### DATA SHOWN
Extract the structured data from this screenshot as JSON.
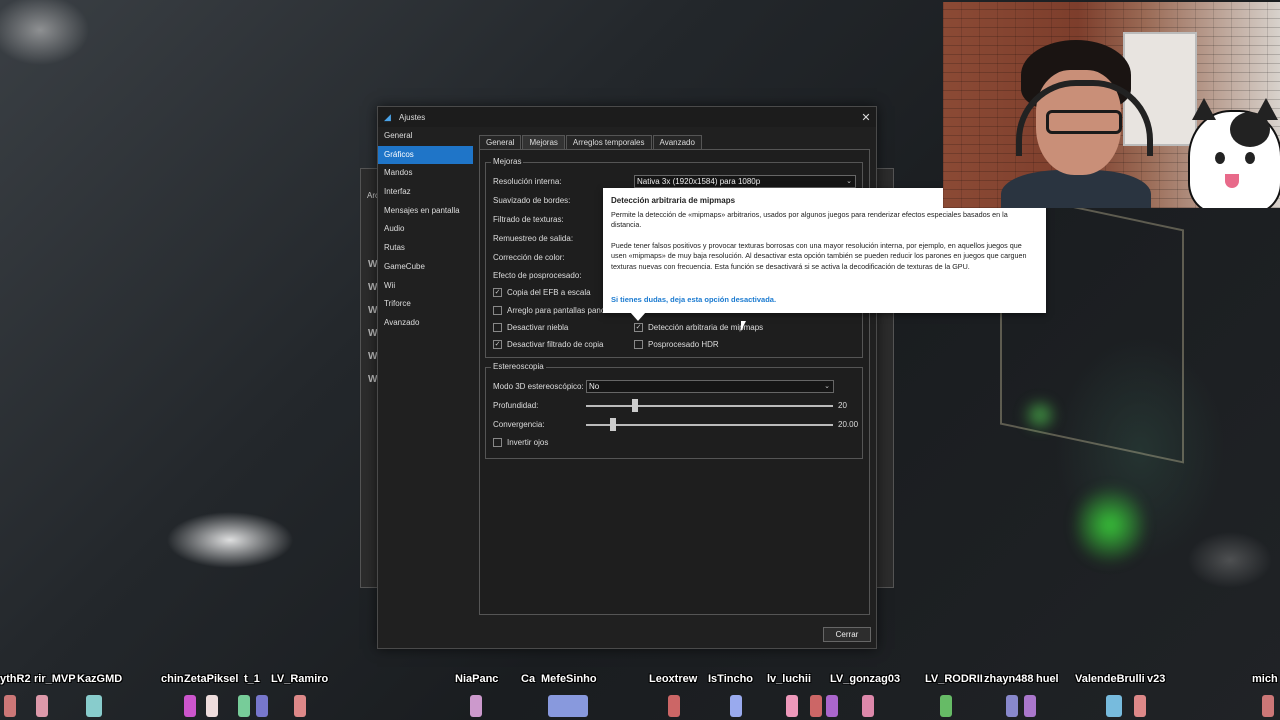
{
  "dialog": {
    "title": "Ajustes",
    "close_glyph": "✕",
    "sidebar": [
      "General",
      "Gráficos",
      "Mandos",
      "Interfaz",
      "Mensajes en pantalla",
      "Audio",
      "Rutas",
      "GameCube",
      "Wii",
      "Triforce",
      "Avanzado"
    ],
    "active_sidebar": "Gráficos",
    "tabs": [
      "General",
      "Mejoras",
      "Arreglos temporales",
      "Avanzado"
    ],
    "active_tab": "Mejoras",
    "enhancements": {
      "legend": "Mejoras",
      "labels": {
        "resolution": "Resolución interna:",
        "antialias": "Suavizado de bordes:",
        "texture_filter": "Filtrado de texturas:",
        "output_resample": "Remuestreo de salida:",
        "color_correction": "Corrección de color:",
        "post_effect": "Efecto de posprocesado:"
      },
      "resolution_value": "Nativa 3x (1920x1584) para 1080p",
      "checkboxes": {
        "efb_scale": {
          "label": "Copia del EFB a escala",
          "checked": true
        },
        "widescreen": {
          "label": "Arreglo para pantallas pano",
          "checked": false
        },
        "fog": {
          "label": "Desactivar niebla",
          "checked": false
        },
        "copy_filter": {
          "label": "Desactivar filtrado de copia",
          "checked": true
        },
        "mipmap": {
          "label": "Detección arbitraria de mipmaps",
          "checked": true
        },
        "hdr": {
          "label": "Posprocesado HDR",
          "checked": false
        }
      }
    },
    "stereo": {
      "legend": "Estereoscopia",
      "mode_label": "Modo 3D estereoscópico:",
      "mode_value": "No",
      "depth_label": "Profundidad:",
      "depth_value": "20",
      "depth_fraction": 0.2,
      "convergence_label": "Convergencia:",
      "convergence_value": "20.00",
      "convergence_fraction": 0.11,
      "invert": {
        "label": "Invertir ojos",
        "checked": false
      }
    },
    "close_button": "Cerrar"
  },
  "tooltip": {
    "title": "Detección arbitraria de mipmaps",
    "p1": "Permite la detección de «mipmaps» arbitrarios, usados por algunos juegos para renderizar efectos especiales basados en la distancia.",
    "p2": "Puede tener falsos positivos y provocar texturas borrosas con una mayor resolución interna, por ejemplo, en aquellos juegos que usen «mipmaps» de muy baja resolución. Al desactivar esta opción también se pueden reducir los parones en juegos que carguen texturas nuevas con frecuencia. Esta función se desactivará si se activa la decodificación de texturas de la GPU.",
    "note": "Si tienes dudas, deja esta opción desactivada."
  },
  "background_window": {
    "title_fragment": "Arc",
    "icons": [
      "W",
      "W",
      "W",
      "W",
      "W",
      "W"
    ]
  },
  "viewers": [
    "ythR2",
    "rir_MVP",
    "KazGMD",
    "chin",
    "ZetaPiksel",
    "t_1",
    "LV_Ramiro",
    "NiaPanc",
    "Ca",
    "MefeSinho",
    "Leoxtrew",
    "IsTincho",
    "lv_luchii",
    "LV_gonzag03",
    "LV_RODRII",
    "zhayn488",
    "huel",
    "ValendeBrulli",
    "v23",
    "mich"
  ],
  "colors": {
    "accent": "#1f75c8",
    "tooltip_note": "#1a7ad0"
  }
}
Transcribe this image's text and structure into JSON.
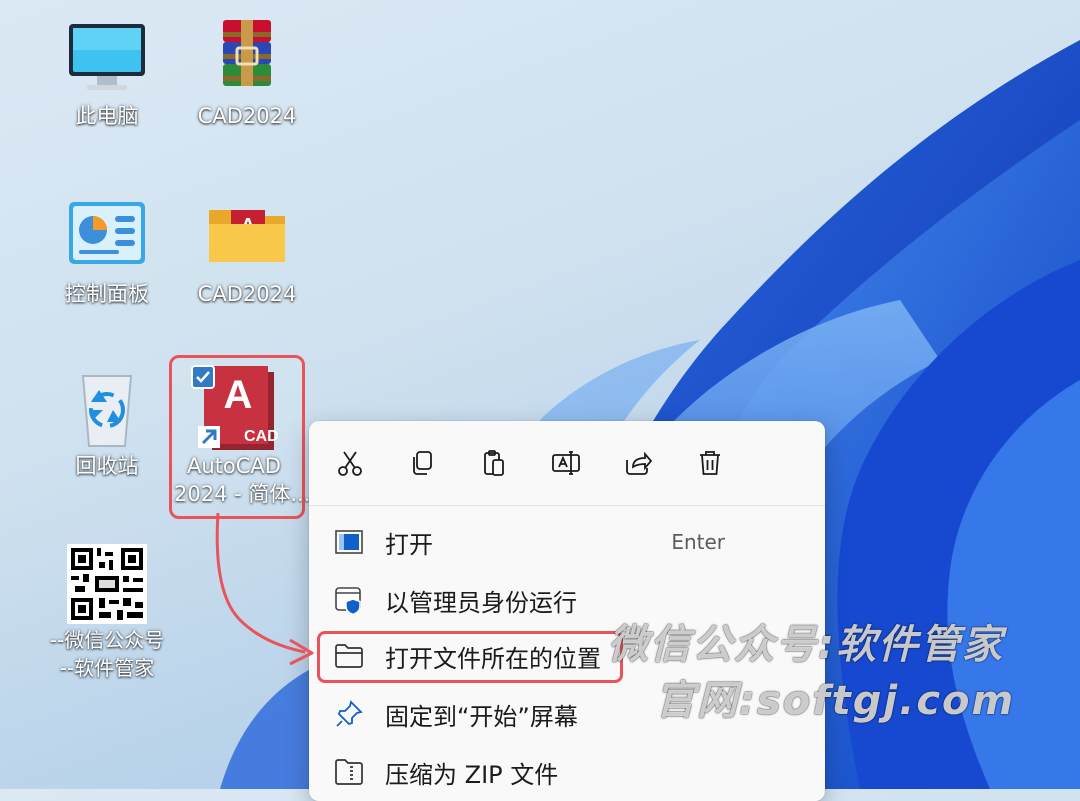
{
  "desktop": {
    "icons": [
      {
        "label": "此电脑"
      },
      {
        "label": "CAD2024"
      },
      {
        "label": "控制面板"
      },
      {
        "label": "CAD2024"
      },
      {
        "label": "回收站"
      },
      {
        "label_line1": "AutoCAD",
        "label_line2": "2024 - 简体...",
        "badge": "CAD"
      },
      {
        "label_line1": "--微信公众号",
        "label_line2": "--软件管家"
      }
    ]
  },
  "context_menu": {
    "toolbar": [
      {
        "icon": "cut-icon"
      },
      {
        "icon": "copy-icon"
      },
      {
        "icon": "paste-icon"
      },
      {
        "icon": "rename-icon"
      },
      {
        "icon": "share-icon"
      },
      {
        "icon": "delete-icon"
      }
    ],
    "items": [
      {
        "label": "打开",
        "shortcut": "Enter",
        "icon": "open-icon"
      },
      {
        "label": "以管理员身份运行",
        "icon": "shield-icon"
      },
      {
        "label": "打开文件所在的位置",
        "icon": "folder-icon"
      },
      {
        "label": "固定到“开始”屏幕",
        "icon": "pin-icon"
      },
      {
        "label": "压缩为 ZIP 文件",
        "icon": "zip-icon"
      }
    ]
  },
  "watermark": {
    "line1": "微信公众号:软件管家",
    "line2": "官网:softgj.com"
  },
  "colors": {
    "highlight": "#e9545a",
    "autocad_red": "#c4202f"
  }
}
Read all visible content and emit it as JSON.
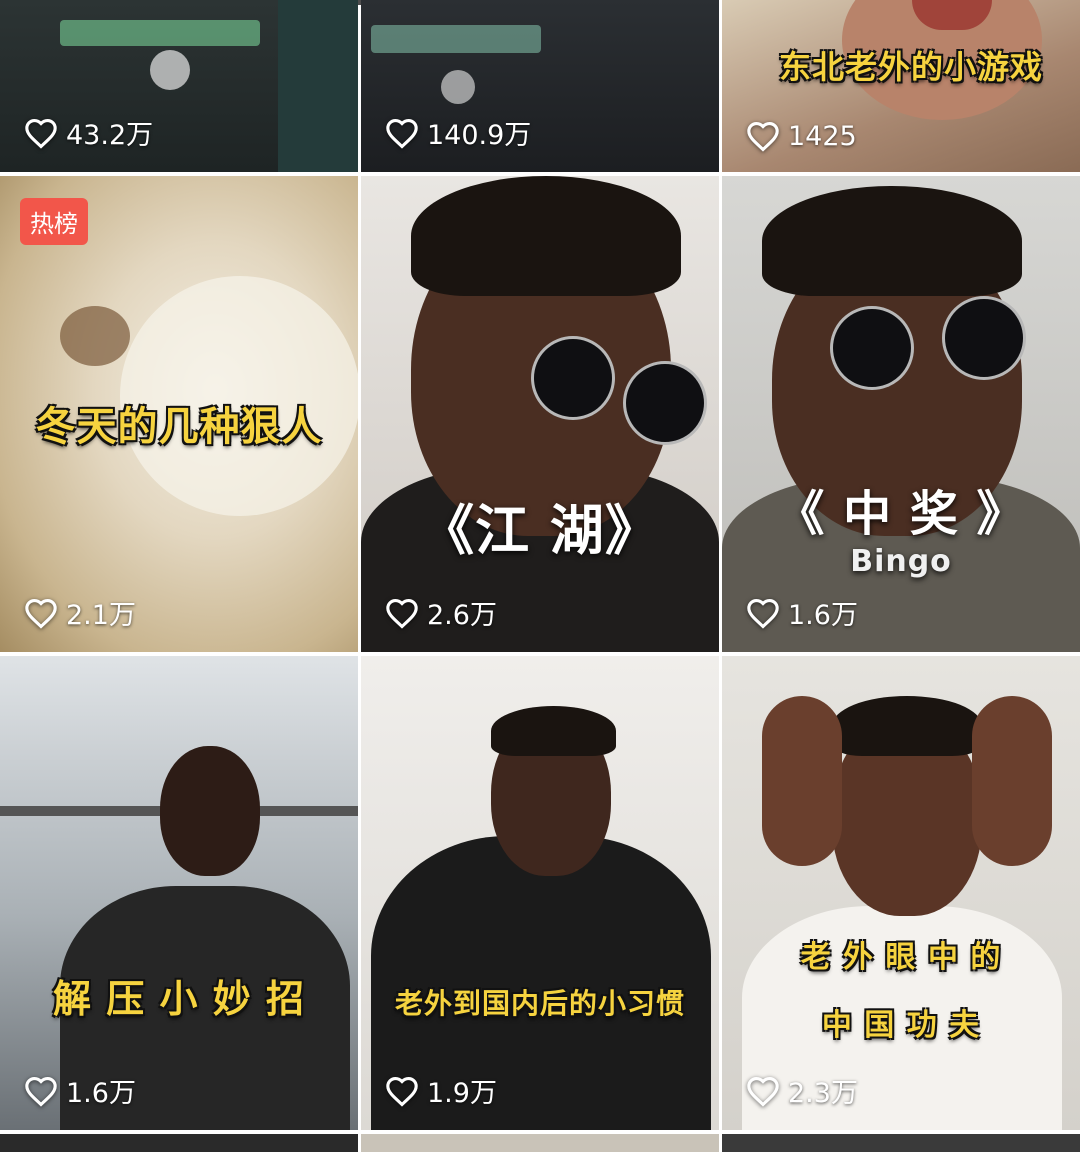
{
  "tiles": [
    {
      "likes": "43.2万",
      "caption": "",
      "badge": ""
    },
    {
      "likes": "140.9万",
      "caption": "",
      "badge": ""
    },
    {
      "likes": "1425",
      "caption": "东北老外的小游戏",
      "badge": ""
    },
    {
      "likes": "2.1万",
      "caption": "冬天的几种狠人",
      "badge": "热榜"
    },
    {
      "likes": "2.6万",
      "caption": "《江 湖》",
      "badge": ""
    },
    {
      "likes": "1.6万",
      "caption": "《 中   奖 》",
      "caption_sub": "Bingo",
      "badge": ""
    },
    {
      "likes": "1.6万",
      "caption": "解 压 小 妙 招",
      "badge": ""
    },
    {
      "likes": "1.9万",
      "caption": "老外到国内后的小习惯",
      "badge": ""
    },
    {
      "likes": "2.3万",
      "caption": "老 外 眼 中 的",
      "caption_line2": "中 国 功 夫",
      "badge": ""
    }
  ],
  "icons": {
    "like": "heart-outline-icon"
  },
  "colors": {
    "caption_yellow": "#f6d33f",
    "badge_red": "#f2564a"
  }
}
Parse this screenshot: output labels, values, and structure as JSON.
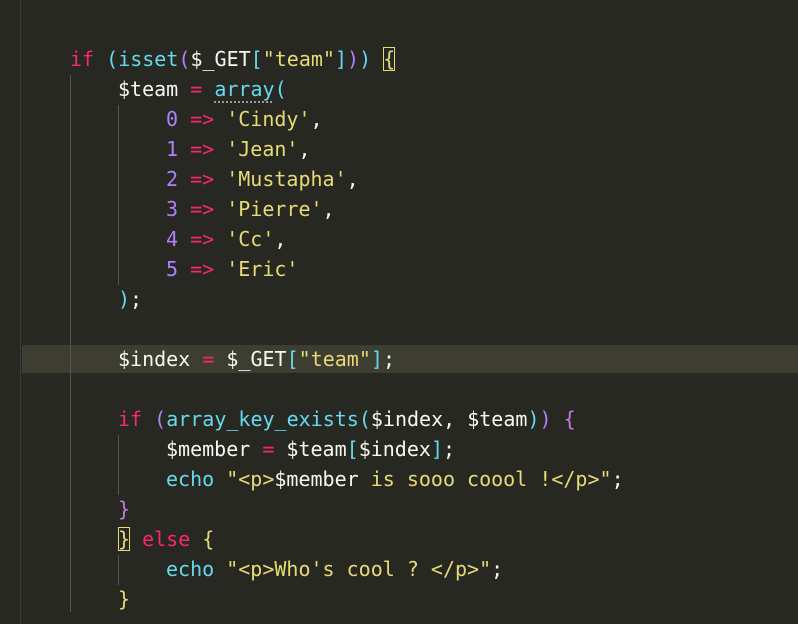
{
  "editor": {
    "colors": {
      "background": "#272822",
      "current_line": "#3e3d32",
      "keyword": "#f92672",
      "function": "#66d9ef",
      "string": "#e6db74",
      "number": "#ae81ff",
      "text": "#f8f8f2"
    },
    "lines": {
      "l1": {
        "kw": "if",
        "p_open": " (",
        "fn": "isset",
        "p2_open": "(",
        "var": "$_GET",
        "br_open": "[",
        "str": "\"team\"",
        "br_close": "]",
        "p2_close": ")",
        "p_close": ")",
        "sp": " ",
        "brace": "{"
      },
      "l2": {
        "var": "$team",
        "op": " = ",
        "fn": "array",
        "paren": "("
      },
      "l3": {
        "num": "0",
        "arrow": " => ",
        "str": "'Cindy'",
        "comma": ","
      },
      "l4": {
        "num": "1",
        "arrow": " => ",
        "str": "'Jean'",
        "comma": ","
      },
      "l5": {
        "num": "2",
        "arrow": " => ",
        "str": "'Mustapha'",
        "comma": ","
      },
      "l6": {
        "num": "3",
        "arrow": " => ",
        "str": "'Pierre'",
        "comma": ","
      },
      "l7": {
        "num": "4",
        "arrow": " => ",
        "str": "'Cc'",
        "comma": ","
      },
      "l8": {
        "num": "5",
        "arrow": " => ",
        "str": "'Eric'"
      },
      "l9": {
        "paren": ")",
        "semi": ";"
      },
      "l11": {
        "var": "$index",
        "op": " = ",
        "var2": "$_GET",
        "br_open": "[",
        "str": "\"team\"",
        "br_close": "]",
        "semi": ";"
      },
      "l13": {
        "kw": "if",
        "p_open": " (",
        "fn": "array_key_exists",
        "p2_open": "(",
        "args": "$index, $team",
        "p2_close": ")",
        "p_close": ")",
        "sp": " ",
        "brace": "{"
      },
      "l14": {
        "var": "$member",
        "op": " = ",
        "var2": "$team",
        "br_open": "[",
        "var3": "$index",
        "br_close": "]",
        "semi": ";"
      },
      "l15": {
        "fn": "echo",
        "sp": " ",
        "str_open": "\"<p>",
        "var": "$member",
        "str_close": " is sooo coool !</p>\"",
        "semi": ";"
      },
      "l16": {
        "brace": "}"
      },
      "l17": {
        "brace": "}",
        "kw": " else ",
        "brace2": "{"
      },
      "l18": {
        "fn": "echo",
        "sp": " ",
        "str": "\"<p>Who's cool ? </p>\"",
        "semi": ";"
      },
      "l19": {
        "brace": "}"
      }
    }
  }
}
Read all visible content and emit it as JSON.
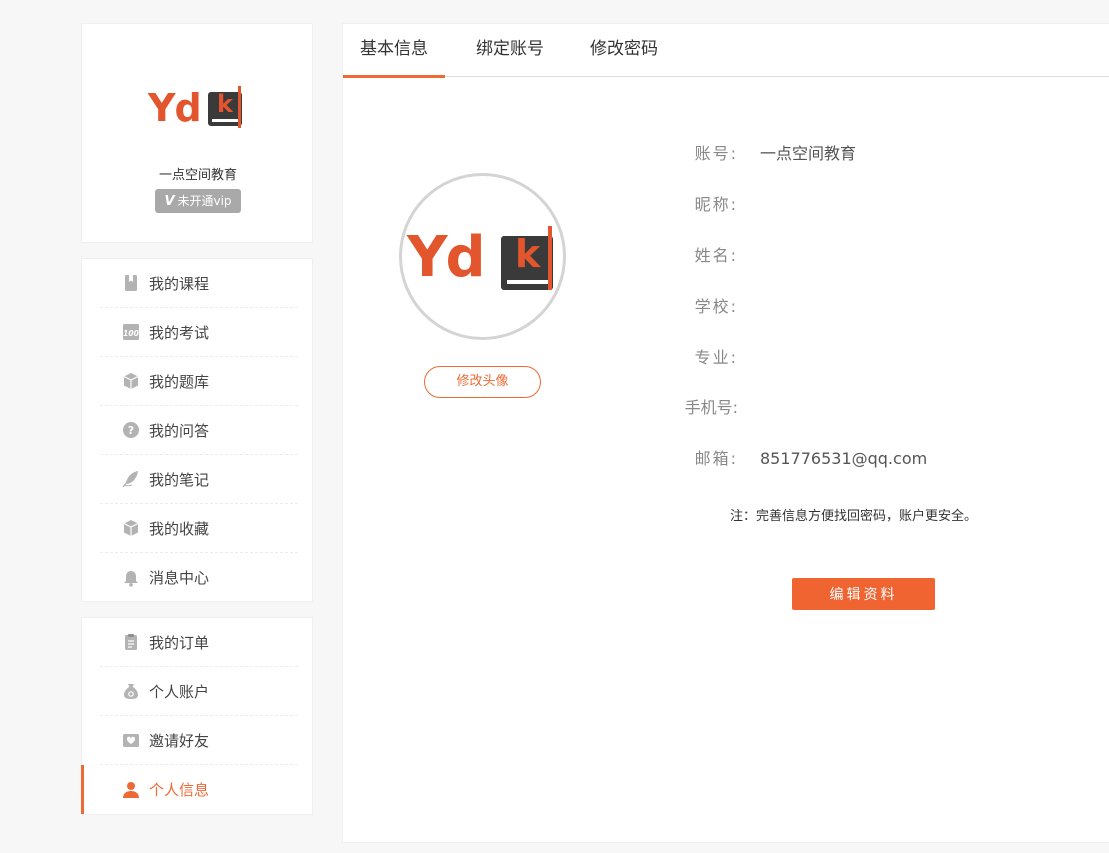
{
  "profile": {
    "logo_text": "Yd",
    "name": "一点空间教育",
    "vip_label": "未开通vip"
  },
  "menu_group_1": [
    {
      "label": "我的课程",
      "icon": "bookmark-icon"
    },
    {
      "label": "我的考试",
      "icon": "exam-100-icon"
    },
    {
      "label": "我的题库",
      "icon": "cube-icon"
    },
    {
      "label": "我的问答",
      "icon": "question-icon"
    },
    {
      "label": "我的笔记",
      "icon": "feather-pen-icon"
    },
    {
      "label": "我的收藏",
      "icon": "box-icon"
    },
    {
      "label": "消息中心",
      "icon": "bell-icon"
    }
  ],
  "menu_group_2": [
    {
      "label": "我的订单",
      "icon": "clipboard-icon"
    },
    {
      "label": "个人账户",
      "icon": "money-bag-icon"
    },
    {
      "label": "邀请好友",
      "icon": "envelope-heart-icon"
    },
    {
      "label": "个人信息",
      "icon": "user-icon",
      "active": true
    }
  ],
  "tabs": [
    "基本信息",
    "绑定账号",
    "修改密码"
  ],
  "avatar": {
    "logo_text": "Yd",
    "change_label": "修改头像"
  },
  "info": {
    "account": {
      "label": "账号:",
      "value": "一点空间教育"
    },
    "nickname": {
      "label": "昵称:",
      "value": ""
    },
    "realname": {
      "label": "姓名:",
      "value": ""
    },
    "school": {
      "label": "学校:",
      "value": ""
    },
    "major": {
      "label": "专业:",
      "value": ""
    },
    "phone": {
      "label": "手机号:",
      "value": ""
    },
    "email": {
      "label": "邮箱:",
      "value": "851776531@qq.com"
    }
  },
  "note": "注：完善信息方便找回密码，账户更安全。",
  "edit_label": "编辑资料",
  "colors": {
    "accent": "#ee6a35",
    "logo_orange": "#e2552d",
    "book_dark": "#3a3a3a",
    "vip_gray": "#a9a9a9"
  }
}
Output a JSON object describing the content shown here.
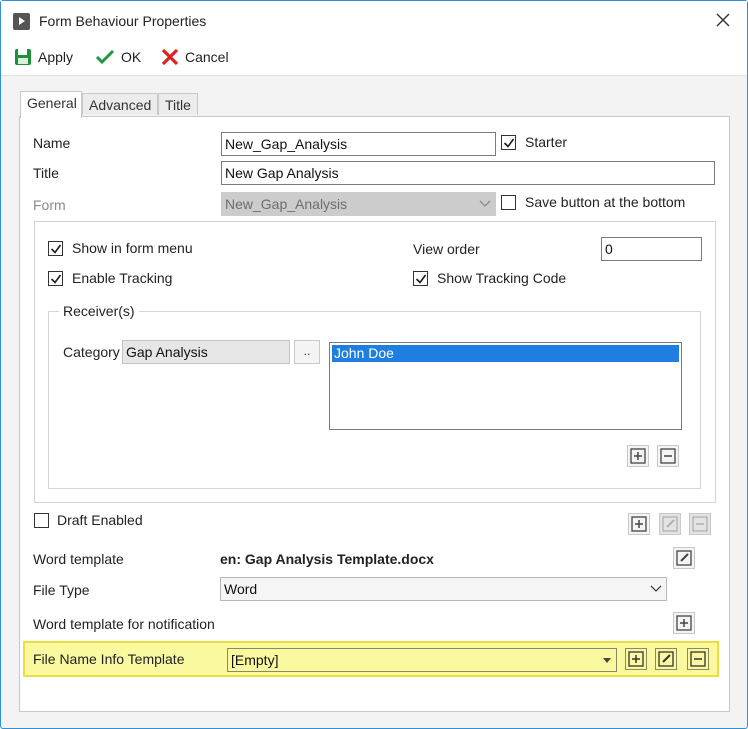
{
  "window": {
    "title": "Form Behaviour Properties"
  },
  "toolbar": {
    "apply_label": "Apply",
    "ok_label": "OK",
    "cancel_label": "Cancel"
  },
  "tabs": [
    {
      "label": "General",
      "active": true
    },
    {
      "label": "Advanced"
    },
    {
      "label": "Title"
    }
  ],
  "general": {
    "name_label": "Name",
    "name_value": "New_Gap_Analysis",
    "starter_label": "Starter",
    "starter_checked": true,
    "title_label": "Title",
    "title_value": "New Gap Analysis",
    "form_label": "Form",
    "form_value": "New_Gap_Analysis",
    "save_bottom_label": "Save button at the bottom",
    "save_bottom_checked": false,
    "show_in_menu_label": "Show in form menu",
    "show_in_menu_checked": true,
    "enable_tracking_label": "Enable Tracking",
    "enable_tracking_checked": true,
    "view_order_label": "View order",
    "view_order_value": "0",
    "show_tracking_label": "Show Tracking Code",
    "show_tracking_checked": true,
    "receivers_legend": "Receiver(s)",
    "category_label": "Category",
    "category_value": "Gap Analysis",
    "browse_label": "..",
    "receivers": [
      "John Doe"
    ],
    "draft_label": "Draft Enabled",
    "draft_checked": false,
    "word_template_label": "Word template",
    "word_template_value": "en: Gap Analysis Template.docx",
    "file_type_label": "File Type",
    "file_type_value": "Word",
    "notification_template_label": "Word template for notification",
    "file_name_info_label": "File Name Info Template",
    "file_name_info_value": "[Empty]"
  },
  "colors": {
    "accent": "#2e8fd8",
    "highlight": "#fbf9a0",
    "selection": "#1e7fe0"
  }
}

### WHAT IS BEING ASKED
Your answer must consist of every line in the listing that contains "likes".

### ANSWER TO THIS PROBLEM
      "likes": "43.2万",
      "likes": "140.9万",
      "likes": "1425",
      "likes": "2.1万",
      "likes": "2.6万",
      "likes": "1.6万",
      "likes": "1.6万",
      "likes": "1.9万",
      "likes": "2.3万",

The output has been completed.